### [Assignment]
Please give back the listing exactly as it reads.

### [Provided entries]
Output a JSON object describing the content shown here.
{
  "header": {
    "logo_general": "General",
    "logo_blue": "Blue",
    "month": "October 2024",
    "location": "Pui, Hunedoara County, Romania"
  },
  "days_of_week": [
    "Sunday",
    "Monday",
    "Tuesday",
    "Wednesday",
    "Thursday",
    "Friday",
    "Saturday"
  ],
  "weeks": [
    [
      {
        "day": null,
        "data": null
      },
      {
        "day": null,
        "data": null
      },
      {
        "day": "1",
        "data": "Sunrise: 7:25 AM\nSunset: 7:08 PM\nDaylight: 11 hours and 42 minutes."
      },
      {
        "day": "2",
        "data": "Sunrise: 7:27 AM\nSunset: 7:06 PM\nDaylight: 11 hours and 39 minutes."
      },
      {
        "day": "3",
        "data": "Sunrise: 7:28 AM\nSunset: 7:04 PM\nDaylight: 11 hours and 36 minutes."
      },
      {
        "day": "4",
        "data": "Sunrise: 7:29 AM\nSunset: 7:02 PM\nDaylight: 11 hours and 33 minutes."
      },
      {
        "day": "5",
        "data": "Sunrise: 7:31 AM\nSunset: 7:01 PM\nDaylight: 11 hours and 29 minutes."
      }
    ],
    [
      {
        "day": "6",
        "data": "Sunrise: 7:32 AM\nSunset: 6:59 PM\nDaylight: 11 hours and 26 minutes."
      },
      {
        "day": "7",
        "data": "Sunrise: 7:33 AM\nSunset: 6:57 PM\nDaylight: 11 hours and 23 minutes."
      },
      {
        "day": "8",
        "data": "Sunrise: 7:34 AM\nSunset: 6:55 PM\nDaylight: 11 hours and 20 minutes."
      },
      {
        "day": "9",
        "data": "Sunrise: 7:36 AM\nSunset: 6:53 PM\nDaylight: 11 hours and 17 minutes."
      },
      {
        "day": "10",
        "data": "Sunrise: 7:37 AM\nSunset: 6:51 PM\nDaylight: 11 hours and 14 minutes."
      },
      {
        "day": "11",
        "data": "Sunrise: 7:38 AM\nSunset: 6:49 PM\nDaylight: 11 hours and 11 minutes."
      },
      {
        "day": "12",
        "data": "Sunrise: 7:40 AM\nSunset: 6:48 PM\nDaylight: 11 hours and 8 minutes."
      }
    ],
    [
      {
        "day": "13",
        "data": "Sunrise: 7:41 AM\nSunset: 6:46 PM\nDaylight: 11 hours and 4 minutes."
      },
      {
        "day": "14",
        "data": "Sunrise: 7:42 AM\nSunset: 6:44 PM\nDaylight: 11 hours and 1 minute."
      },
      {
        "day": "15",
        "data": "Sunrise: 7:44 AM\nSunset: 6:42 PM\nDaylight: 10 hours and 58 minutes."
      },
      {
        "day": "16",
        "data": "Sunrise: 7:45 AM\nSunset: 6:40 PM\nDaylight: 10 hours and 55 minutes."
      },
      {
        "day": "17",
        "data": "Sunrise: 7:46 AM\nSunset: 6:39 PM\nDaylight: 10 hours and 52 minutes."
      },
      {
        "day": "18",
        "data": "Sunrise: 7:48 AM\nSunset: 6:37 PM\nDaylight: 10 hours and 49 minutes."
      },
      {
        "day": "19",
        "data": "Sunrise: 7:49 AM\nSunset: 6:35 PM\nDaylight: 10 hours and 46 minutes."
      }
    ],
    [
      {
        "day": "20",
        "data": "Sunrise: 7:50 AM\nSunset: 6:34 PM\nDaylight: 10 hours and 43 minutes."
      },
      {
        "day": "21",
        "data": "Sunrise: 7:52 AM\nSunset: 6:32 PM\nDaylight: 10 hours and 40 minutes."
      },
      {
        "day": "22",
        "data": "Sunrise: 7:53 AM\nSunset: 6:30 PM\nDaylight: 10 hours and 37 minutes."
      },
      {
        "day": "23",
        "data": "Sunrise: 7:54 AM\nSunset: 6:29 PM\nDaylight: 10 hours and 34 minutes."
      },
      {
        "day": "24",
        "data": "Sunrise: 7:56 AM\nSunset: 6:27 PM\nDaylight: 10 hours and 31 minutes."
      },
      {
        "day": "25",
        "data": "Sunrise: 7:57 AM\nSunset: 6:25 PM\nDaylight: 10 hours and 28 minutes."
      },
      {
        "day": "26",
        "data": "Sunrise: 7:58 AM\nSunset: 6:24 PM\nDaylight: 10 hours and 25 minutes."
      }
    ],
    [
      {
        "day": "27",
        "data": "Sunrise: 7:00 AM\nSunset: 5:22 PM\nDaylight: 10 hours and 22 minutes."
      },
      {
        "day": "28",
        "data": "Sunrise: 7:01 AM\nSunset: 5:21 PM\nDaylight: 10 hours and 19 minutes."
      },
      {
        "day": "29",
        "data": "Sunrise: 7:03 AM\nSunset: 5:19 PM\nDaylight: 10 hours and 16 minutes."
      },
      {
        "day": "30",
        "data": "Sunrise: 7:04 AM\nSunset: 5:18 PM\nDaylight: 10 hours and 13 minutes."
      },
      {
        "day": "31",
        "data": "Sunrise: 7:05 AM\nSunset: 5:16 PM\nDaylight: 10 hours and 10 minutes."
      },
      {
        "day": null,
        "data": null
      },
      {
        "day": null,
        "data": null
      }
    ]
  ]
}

### [Exercise response]
Output a JSON object describing the content shown here.
{
  "header": {
    "logo_general": "General",
    "logo_blue": "Blue",
    "month": "October 2024",
    "location": "Pui, Hunedoara County, Romania"
  },
  "days_of_week": [
    "Sunday",
    "Monday",
    "Tuesday",
    "Wednesday",
    "Thursday",
    "Friday",
    "Saturday"
  ],
  "weeks": [
    [
      {
        "day": null,
        "data": null
      },
      {
        "day": null,
        "data": null
      },
      {
        "day": "1",
        "data": "Sunrise: 7:25 AM\nSunset: 7:08 PM\nDaylight: 11 hours and 42 minutes."
      },
      {
        "day": "2",
        "data": "Sunrise: 7:27 AM\nSunset: 7:06 PM\nDaylight: 11 hours and 39 minutes."
      },
      {
        "day": "3",
        "data": "Sunrise: 7:28 AM\nSunset: 7:04 PM\nDaylight: 11 hours and 36 minutes."
      },
      {
        "day": "4",
        "data": "Sunrise: 7:29 AM\nSunset: 7:02 PM\nDaylight: 11 hours and 33 minutes."
      },
      {
        "day": "5",
        "data": "Sunrise: 7:31 AM\nSunset: 7:01 PM\nDaylight: 11 hours and 29 minutes."
      }
    ],
    [
      {
        "day": "6",
        "data": "Sunrise: 7:32 AM\nSunset: 6:59 PM\nDaylight: 11 hours and 26 minutes."
      },
      {
        "day": "7",
        "data": "Sunrise: 7:33 AM\nSunset: 6:57 PM\nDaylight: 11 hours and 23 minutes."
      },
      {
        "day": "8",
        "data": "Sunrise: 7:34 AM\nSunset: 6:55 PM\nDaylight: 11 hours and 20 minutes."
      },
      {
        "day": "9",
        "data": "Sunrise: 7:36 AM\nSunset: 6:53 PM\nDaylight: 11 hours and 17 minutes."
      },
      {
        "day": "10",
        "data": "Sunrise: 7:37 AM\nSunset: 6:51 PM\nDaylight: 11 hours and 14 minutes."
      },
      {
        "day": "11",
        "data": "Sunrise: 7:38 AM\nSunset: 6:49 PM\nDaylight: 11 hours and 11 minutes."
      },
      {
        "day": "12",
        "data": "Sunrise: 7:40 AM\nSunset: 6:48 PM\nDaylight: 11 hours and 8 minutes."
      }
    ],
    [
      {
        "day": "13",
        "data": "Sunrise: 7:41 AM\nSunset: 6:46 PM\nDaylight: 11 hours and 4 minutes."
      },
      {
        "day": "14",
        "data": "Sunrise: 7:42 AM\nSunset: 6:44 PM\nDaylight: 11 hours and 1 minute."
      },
      {
        "day": "15",
        "data": "Sunrise: 7:44 AM\nSunset: 6:42 PM\nDaylight: 10 hours and 58 minutes."
      },
      {
        "day": "16",
        "data": "Sunrise: 7:45 AM\nSunset: 6:40 PM\nDaylight: 10 hours and 55 minutes."
      },
      {
        "day": "17",
        "data": "Sunrise: 7:46 AM\nSunset: 6:39 PM\nDaylight: 10 hours and 52 minutes."
      },
      {
        "day": "18",
        "data": "Sunrise: 7:48 AM\nSunset: 6:37 PM\nDaylight: 10 hours and 49 minutes."
      },
      {
        "day": "19",
        "data": "Sunrise: 7:49 AM\nSunset: 6:35 PM\nDaylight: 10 hours and 46 minutes."
      }
    ],
    [
      {
        "day": "20",
        "data": "Sunrise: 7:50 AM\nSunset: 6:34 PM\nDaylight: 10 hours and 43 minutes."
      },
      {
        "day": "21",
        "data": "Sunrise: 7:52 AM\nSunset: 6:32 PM\nDaylight: 10 hours and 40 minutes."
      },
      {
        "day": "22",
        "data": "Sunrise: 7:53 AM\nSunset: 6:30 PM\nDaylight: 10 hours and 37 minutes."
      },
      {
        "day": "23",
        "data": "Sunrise: 7:54 AM\nSunset: 6:29 PM\nDaylight: 10 hours and 34 minutes."
      },
      {
        "day": "24",
        "data": "Sunrise: 7:56 AM\nSunset: 6:27 PM\nDaylight: 10 hours and 31 minutes."
      },
      {
        "day": "25",
        "data": "Sunrise: 7:57 AM\nSunset: 6:25 PM\nDaylight: 10 hours and 28 minutes."
      },
      {
        "day": "26",
        "data": "Sunrise: 7:58 AM\nSunset: 6:24 PM\nDaylight: 10 hours and 25 minutes."
      }
    ],
    [
      {
        "day": "27",
        "data": "Sunrise: 7:00 AM\nSunset: 5:22 PM\nDaylight: 10 hours and 22 minutes."
      },
      {
        "day": "28",
        "data": "Sunrise: 7:01 AM\nSunset: 5:21 PM\nDaylight: 10 hours and 19 minutes."
      },
      {
        "day": "29",
        "data": "Sunrise: 7:03 AM\nSunset: 5:19 PM\nDaylight: 10 hours and 16 minutes."
      },
      {
        "day": "30",
        "data": "Sunrise: 7:04 AM\nSunset: 5:18 PM\nDaylight: 10 hours and 13 minutes."
      },
      {
        "day": "31",
        "data": "Sunrise: 7:05 AM\nSunset: 5:16 PM\nDaylight: 10 hours and 10 minutes."
      },
      {
        "day": null,
        "data": null
      },
      {
        "day": null,
        "data": null
      }
    ]
  ]
}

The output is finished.